Craterellus fallax

Common Names: Black trumpet, horn of plenty, black chanterelle, trumpet of the dead
Category: Fungi
Sub-category: Chanterelles

DNA studies have shown the Eastern North American black trumpet (Craterellus fallax) to be a different species than the European black trumpet (Craterellus cornucopioides). The mushrooms are black to brownish, trumpet-shaped, and lacking any gills. The trumpet flesh is slightly wavy like skin that's wrinkled like too much water. The fresh mushrooms smell fragrant like wet clay and perhaps fresh laundry. It is pleasant, like a flower. It is hard to find because of its dark color, which easily blends in with the leaf litter on the forest floor.

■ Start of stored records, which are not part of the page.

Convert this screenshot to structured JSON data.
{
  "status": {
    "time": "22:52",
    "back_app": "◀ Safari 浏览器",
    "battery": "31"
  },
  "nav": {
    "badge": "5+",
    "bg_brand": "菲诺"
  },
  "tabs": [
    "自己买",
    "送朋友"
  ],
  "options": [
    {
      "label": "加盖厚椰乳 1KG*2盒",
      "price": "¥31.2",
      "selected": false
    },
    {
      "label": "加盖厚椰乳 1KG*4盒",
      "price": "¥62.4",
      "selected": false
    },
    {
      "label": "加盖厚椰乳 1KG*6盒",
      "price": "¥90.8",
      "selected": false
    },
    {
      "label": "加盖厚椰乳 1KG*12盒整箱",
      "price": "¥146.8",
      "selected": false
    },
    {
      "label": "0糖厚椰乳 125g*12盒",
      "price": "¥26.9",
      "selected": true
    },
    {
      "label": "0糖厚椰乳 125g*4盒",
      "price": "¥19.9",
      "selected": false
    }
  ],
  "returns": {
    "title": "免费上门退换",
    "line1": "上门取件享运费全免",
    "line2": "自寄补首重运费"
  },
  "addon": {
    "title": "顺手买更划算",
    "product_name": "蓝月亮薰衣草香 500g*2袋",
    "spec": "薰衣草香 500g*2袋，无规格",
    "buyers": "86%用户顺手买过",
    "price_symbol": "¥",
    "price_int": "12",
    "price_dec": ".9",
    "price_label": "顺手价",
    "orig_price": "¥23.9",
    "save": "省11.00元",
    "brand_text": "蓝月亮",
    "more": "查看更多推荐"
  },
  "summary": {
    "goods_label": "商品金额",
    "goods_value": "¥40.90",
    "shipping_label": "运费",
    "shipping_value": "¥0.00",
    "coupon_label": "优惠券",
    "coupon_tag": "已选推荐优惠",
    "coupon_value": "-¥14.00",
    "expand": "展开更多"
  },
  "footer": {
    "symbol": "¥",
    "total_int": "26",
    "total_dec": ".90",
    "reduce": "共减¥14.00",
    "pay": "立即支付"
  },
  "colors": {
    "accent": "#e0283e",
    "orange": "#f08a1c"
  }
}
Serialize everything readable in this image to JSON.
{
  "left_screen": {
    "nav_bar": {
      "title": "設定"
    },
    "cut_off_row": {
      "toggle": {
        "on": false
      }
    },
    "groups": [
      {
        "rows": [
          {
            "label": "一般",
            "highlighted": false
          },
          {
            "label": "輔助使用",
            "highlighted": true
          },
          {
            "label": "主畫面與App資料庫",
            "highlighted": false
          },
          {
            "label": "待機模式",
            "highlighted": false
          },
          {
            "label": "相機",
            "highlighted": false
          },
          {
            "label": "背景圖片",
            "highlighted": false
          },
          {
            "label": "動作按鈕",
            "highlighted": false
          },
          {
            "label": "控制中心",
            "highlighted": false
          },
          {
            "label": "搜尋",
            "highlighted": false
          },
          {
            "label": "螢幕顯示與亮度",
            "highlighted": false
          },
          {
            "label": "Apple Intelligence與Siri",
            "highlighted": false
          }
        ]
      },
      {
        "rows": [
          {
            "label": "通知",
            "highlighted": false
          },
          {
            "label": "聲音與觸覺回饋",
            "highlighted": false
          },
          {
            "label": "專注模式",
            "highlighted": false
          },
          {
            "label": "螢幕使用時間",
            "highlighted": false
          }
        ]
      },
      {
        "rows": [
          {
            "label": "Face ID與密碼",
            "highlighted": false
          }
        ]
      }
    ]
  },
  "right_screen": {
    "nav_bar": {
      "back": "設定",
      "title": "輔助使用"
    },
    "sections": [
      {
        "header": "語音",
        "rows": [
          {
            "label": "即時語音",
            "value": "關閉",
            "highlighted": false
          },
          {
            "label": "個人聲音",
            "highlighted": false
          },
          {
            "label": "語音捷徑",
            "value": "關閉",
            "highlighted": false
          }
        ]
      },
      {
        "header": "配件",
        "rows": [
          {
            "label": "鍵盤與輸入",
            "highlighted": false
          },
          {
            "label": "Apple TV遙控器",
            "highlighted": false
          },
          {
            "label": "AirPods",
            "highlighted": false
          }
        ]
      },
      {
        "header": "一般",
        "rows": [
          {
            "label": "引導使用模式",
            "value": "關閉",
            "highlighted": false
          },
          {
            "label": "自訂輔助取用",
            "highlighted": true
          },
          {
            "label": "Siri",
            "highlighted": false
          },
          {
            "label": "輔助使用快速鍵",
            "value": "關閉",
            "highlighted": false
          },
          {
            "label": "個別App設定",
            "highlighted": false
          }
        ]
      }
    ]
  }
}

You can often find it in rich soil, surrounded by hemlock trees, and nearby water source, or after a good rainy season. Look in late August in deep Connecticut forests. Hunters of this mushroom say it is like looking for black holes in the ground.

Edible Notes: A choice edible mushroom. While misidentification is possible, there really aren't any deadly look-alikes. Seasonally, it can be occasionally found fresh in gourmet stores. In dried form, it can be found at many natural food stores and supermarkets in Connecticut. Sources: Balducci's, Whole Foods Market, The Fresh Market.
Warnings: Not known to be dangerous.